ITEP Reports

State Tax Codes as Poverty Fighting Tools

September 15, 2016

Despite this unlevel playing field states create for their poorest residents through existing policies, many state policymakers have proposed (and in some cases enacted) tax increases on the poor under the guise of "tax reform," often to finance tax cuts for their wealthiest residents and profitable corporations.

Property Tax Circuit Breakers

September 14, 2016

State lawmakers seeking to make residential property taxes more affordable have two broad options: across-the-board tax cuts for taxpayers at all income levels, such as a homestead exemption or a tax cap, and targeted tax breaks that are given only to particular groups of low- and middle-income taxpayers. One such targeted program to reduce property taxes is called a "circuit breaker" because it protects taxpayers from a property tax "overload" just like an electric circuit breaker: when a property tax bill exceeds a certain percentage of a taxpayer's income, the circuit breaker reduces property taxes in excess of this "overload" level. This policy brief surveys the advantages and disadvantages of the circuit breaker approach to reducing property taxes.

Reducing the Cost of Child Care Through State Tax Codes

September 14, 2016

Low- and middle-income working parents spend a significant portion of their income on child care. As the number of parents working outside of the home continues to rise, child care expenses have become an unavoidable and increasingly unaffordable expense. This policy brief examines state tax policy tools that can be used to make child care more affordable: a dependent care tax credit modeled after the federal program and a deduction for child care expenses.

Rewarding Work Through State Earned Income Tax Credits

September 14, 2016

The Earned Income Tax Credit (EITC) is a policy designed to bolster the earnings of low-wage workers and offset some of the taxes they pay, providing the opportunity for struggling families to step up and out of poverty toward meaningful economic security.
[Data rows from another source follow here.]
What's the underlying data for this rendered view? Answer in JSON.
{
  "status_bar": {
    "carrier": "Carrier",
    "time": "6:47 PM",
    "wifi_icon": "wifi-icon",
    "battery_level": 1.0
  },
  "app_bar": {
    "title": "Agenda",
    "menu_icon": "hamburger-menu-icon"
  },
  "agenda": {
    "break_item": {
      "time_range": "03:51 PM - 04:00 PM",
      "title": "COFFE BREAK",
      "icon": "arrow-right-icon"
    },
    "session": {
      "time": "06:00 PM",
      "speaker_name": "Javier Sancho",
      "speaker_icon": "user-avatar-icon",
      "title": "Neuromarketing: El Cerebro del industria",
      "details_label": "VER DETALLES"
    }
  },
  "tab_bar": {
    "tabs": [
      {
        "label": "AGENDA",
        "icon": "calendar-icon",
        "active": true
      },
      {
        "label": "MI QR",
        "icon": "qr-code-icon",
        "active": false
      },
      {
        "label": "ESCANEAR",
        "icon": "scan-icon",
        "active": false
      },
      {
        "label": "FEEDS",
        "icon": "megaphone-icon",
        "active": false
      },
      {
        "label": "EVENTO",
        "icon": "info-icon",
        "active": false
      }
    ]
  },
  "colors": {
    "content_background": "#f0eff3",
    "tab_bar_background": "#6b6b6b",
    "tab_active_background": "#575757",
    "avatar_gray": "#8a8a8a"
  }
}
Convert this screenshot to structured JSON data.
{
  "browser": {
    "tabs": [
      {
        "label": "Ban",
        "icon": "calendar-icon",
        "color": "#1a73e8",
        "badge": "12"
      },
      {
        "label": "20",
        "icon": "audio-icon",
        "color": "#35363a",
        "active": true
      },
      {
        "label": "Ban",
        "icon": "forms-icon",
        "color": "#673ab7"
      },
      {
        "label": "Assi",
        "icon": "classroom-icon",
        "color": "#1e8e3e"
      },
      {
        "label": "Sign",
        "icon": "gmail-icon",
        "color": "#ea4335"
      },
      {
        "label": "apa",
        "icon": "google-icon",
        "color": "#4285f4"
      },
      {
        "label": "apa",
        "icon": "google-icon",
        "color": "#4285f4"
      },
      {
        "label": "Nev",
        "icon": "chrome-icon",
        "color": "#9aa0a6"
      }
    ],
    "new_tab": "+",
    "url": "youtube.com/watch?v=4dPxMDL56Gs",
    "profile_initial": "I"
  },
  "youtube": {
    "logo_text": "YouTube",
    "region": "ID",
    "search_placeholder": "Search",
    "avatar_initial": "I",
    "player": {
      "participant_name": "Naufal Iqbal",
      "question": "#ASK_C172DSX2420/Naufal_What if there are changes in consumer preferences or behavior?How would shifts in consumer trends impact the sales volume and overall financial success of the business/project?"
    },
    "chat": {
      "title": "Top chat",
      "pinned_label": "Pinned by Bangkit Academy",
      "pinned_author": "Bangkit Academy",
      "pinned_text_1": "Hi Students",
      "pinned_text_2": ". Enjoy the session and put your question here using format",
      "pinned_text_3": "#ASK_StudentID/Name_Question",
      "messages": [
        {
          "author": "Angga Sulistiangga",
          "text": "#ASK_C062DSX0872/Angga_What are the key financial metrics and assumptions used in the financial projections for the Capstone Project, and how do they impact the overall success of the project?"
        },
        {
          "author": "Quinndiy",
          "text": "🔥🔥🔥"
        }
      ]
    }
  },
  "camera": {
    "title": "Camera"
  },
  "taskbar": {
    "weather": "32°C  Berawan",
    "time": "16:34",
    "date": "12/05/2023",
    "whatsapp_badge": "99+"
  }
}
The federal EITC has kept millions of Americans out of poverty since its enactment in the mid-1970s. Over the past several decades, the effectiveness of the EITC has been magnified as many states have enacted and later expanded their own credits.

Options for a Less Regressive Sales Tax

September 14, 2016

Sales taxes are one of the most important revenue sources for state and local governments; however, they are also among the most unfair taxes, falling more heavily on low- and middle-income households. Therefore, it is important that policymakers nationwide find ways to make sales taxes more equitable while preserving this important source of funding for public services. This policy brief discusses two approaches to a less regressive sales tax: broad-based exemptions and targeted sales tax credits.